First act, the Kiddo LOVED it. I spent the first number really watching him watching it. I didn't know that I would cry to "Arabian Nights" but there I was testing out the waterproof mascara I put on that day. In typical fashion of my Kiddo, he wanted to singing along and he did. Didn't know the words, so he made up his own. Did anyone around us care? Nope! Not a single person blinked an eye at it. Most likely because their kids were doing it too.
Intermission. Oy vey, that's when shit got real. The curtain closes. The lights go on and the Kiddo pops up and declares "The assembly is over!" and grabs his coat. I explain it's just a bathroom break time and my husband takes him to the restroom. While they were gone I watched a Koosh ball get tossed on the stage and then see a stage hand strut on stage to go get it. That kid really tossed it from far back. Good arm on that kid. Again, did anyone care? NOPE.
This is where it got dicey. Kiddo comes back to his seat and he's just done. He just wants to leave but I'm talking to him and explaining that even actors need a bathroom break. Hang tight. The second act starts and I'm hoping the magic will happen again. Yeah, ummmm, not so much so. Wasn't just the Kiddo though. Collectively, all the kids were kind of losing their shit at this point. (Actors and stagehands, I know you need your breather break but Man, that was a tough concept for the autism crowd to accept.) My boy was stuck in an awful place. He didn't want to stay but he didn't want to leave. He just wanted the lights back on and the show declared finished. I must have heard "The assembly is over." about a thousand times. We tried to leave but then he got upset about leaving. I honestly didn't know what to do at that point and was hoping like heck the Genie would just wrap it up already.
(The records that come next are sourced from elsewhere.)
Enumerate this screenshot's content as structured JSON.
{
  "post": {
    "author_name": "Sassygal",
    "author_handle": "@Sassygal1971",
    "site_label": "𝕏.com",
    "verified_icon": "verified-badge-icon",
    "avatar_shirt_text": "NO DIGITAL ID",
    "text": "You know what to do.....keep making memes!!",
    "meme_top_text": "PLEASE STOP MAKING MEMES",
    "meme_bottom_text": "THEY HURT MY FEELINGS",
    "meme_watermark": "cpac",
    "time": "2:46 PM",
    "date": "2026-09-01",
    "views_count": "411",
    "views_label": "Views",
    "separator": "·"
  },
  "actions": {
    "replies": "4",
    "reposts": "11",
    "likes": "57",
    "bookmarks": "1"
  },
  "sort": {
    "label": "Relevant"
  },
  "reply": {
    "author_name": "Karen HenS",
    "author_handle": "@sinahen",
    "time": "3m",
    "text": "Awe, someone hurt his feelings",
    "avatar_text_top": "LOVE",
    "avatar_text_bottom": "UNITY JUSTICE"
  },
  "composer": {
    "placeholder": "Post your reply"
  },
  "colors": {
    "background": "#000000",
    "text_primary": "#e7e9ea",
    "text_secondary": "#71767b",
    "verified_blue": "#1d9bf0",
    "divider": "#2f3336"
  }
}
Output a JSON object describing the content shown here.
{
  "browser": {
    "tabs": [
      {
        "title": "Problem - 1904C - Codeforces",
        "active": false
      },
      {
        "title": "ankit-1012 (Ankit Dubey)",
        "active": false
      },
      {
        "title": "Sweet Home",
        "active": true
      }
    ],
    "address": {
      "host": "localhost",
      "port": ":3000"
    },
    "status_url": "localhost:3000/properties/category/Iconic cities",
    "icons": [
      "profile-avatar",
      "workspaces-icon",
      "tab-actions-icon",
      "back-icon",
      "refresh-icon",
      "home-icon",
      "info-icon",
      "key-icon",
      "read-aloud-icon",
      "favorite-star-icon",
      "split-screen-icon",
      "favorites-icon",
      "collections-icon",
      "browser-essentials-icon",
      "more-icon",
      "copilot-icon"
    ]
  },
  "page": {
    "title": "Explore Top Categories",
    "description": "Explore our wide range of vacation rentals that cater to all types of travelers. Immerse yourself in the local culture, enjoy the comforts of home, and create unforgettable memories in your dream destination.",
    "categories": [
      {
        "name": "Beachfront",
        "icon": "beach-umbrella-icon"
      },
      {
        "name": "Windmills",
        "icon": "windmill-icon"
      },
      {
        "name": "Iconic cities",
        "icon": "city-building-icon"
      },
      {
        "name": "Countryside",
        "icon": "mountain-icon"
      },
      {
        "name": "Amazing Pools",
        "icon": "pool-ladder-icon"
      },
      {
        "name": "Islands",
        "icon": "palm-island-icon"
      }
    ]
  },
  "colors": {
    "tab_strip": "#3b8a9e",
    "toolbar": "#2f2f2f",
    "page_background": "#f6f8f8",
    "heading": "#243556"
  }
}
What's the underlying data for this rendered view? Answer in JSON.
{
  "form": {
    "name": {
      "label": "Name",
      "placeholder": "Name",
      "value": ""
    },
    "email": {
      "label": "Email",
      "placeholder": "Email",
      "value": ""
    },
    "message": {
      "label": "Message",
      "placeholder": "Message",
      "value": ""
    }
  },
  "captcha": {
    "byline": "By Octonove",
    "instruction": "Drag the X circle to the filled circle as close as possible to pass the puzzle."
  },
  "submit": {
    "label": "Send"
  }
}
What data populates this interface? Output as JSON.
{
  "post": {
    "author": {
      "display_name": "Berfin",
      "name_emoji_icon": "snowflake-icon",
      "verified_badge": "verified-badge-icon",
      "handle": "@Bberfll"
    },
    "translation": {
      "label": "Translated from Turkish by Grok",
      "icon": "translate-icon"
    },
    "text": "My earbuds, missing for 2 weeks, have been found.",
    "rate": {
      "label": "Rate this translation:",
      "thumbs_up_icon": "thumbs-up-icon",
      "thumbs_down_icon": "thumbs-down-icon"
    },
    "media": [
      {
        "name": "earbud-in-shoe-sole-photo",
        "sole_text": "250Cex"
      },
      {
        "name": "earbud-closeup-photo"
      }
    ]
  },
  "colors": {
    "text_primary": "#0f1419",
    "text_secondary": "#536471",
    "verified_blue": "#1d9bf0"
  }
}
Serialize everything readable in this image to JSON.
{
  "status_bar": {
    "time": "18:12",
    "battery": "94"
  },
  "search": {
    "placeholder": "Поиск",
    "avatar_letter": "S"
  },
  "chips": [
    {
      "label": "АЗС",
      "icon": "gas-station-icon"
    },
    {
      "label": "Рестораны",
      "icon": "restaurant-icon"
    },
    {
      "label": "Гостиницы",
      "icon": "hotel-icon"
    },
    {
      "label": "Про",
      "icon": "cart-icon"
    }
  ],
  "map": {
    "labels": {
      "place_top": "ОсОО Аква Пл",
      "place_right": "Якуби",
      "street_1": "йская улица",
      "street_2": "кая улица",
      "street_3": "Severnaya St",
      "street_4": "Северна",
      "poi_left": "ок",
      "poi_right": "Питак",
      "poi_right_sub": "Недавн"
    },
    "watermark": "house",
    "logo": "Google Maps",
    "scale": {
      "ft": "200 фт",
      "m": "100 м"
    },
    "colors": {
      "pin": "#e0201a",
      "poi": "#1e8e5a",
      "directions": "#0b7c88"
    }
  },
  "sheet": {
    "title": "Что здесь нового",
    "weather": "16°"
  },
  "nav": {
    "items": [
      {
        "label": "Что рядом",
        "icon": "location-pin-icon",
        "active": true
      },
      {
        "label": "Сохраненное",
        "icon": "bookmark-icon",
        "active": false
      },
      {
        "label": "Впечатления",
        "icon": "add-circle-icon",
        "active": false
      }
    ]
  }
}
Then a small miracle. A volunteer came over and offered the Kiddo his own Koosh ball and a stress ball to play with and Damn if that Koosh ball didn't save the day. I told her "I think we might leave." and she told me "I'm right over there. I'll help. You just say the word." and she goes back to her post. By this point the husband hands our Kiddo his smartphone in last attempt to calm him and a bit of YouTube seemed to help too. Did anyone care? NOPE! There was a kid in front of us who played Minecraft on his iPad the entire show. Did we care? Nope, nope and did I mention, NOPE!
I had the foresight to have ordered seats on the aisle and when that curtain closed at the finale we were OUT OF THERE! Probably a good thing. Didn't get stuck in a crowd slowly snaking out of the theater. I'm sure that would have been stressful. Kiddo immediately asked for a hot dog, so that's what we did next. He was happy and content over dinner. My husband and I were both kind of stunned that we actually managed to do all that. There would be no way on this planet that this would be something we could do as a family without this kind of event and these supports. Even though this had some stressful moments and the potential for a really ugly scene, it was utterly and completely worth it if only to hear my son clap and screaming "YAY!" at the end of each song. (During the first act anyway.) We will certainly do it again and I'm hopeful that we can use this experience to bridge to the next one. ("Remember the bathroom break buddy? Yep, same thing here too. Darn those actors needing to pee!")
I'm really hoping more and more of these events happen and not just at the "kid level". My Kiddo is going to grow up. He's got a pretty good sense of humor. Maybe he'll want to see "The Book of Mormon." one day. ;-)
So thank you Theatre Development Fund for showing my Kiddo "A Whole New World". (Ha! See what I did there?)
Post theater cocktail. Hey, Mama Fry earned this one.